After reading and digesting all these lists, coupled with empirical observation, I conclude that there is one habit of highly creative people:

They Create

 

 

 

 

So this is the story. UOB had a Bollywood themed staff dinner. I can imagine that would have been quite fun and colourful. However, some of them went further than dressing up in Indian togs – they painted their faces black.

After the party last Friday, they posted the picture above on Facebook. A hullabaloo was raised in the press and online for them being offensive. The bank had to apologize and counsel their staff that was involved in this face-painting exercise.

I’m like, what’s the big deal?

OK, it’s true. I have no idea what these guys are like. But my first reaction was that they were dressing to theme and went one step further by painting their face. I am Indian and we Indians are generally darker than the Chinese. It is what it is.

So, as one Indian Singaporean, if the act was done in the spirit of fun and without any malicious intent, I’m ok with that.

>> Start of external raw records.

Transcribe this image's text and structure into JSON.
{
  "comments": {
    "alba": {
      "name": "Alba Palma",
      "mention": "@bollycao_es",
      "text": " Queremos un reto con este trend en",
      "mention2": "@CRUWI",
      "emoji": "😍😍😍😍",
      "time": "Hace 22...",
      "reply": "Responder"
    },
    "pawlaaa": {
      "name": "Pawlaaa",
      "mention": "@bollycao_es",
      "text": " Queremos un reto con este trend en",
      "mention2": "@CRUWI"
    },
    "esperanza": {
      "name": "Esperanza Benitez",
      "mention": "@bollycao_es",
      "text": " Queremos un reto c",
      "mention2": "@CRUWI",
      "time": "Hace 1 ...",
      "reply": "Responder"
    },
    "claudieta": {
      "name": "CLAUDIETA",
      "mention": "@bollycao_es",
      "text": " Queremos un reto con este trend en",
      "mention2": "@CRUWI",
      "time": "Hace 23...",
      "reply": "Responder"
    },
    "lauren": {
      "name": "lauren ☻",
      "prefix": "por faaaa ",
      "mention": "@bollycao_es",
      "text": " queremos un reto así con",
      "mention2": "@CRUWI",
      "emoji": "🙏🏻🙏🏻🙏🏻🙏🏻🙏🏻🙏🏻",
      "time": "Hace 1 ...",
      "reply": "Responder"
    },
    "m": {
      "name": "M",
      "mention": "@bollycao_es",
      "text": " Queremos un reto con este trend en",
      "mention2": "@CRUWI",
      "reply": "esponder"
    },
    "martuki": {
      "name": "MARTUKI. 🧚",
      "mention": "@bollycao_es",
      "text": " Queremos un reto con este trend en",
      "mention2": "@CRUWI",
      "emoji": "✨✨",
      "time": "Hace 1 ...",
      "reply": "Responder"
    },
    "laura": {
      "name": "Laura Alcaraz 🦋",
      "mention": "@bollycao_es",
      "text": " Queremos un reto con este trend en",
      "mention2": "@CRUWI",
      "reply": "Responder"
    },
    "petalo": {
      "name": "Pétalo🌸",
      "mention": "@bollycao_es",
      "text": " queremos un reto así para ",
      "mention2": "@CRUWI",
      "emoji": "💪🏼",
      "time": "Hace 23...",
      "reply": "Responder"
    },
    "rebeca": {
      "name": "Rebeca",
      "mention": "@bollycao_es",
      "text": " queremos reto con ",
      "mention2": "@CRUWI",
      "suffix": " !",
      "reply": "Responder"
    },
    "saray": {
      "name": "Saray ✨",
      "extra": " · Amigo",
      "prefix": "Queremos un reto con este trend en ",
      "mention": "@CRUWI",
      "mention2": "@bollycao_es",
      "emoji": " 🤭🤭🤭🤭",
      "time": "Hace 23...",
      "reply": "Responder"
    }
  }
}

I don’t condone racism as an act of prejudice or discrimination but I wouldn’t want to evolve into a society that can’t have fun. In fact, by being overly cautious, we may actually breed factionalism instead of integration and harmony.

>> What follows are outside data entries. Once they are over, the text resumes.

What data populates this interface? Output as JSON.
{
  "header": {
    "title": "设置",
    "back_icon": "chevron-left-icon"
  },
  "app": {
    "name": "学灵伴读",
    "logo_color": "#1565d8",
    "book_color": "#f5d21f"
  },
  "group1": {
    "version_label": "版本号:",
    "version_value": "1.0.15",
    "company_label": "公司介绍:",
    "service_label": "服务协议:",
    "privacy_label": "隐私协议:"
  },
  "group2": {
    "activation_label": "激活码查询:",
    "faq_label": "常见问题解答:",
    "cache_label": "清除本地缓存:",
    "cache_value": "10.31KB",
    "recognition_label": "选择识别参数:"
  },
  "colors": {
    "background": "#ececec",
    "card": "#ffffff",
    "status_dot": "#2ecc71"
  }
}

I have a bunch of great friends from different races and we are able to have fun because we don’t take ourselves seriously and we inherently trust the intentions of each member of the group. If we had to err on the side of caution, the relationship will become a little stilted and perhaps at the extreme, we will stick with members of our own races in case we inadvertently offend another.

I can see why this act could have caused offense so I don’t speak on behalf of all Indians. But I want to make it clear that as an individual Indian, I would not take offense if I was at the UOB dinner provided it was done in good fun without any malice.

Let’s celebrate our differences, have fun and not take everything so seriously.

Today is Valentine’s Day. Across cultures, one thing that unites is Love. So let’s celebrate the love and cast aside differences.

Happy Valentine’s Day everyone! Don’t wear a black face 😉

So today, I get this eDM to “protect my brand” for US$195.

I own a few URLs including www.daneshdaryanani.com as well as this one daneshd.com.

I was annoyed that I could not get http://www.danesh.com – it was taken years ago by an electronics company called, incredibly, Danesh Electronics (nothing to do with me).

I’m not paying US$195 to “protect my brand” nor am I going to start a porn site.

You heard it here first – if someone takes http://www.danesh.xxx, it has nothing absolutely, whatsoever to do with me.

Incredible though, by starting the .xxx domain, they (whoever is behind this) stand to make A LOT of money from brands who want to “protect their brand”. I can imagine companies like Coca-Cola, Nestle, Qantas, Virgin (OK, maybe not Virgin) rushing to buy these domains at US$195 to “protect their brands”.

Playboy will also probably buy it to “protect their brand” for a different reason.

What a scam.

They should never have released .xxx domain. Serves no good purpose.